First, to the extent both merging parties’ ordinary course documents reflect the complementarity of products contemplated by the deal, the greater credibility the procompetitive benefits will have. For example, if a peanut butter manufacturer’s pre-deal strategic plans discuss the effects of jelly prices on demand for their peanut butter products, that reduces the likelihood that—in agency staff’s view—the complementarity story was simply “made for the deal.”
Second, just as importantly, company documents discussing or analyzing the transaction should reflect the importance of complementarity to the deal. For example, if the downward pricing incentives of complementarity are reflected in modeling for the combined company’s sales and margins, that lends credence to the claim that once the deal is closed, the combined company will have strong incentives to use the EDM from complementarity to be even more competitive, which will benefit customers. Ideally, the company’s deal analyses should reflect negative cross elasticity, i.e., a decrease in price of one product leads to increased demand for the other product. Moreover, it is also important to keep in mind that the term “complementary” can have very different meanings to business teams and economists. So, it is critical for internal business teams working on the deal to understand that economic complementarity is not the same as the business use of the term to simply mean non-overlapping—and rigorous use of the term in the economic sense will be most persuasive to agency staff.
Counsel should tailor guidance to clients to account for this fact, particularly in identifying ordinary course evidence to support the deal. For example, a request for or search of company documents for generic terms like “complements” or “complementarity” may not yield useful results because the business team uses those terms broadly. Rather, counsel should seek out evidence that is specific to the industry and the complementary products or services in the deal. In the case of a merger between peanut butter and jelly manufacturers, requests to the company for documents reflecting customer interest in purchasing both products together (e.g., customer X wants “one-stop shopping for peanut butter and jelly”) or sales teams tracking jelly pricing to assess demand for and pricing of peanut butter (or vice versa) are more likely to surface ordinary course materials that bolster and add credibility to the argument before agency staff. Direct engagement with internal sales or marketing teams may be needed to reach bedrock on the types of documents—e.g., emails with customers, strategic plans, or monthly sales updates—that exist in company files.
And third, quantitative evidence of complementarity and deal-specific incremental incentives to lower prices should be developed before engagement with agency staff.
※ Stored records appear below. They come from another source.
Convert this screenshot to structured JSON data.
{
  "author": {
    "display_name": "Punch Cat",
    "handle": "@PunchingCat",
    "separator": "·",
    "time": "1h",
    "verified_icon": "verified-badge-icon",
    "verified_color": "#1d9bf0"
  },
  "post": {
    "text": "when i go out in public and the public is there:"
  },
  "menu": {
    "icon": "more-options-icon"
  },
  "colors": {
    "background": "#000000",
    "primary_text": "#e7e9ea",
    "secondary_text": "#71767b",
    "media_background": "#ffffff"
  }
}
Having an economist prepare an analysis as discussed above in advance of filing will help staff get up to speed quickly and accelerate their understanding—and pressure testing—of the parties’ claims.
Complementarity is an important economic concept and has significant antitrust implications. Failing to analyze the procompetitive effects of merging complementary products can lead to erroneous enforcement decisions, reducing consumer welfare. Multiproduct firms merging complementary products should make sure to include arguments and evidence of the procompetitive effects of complementarity in their advocacy. In turn, the antitrust agencies should carefully consider complementarity and recognize that failing to do so could result in falsely condemning a procompetitive or benign merger.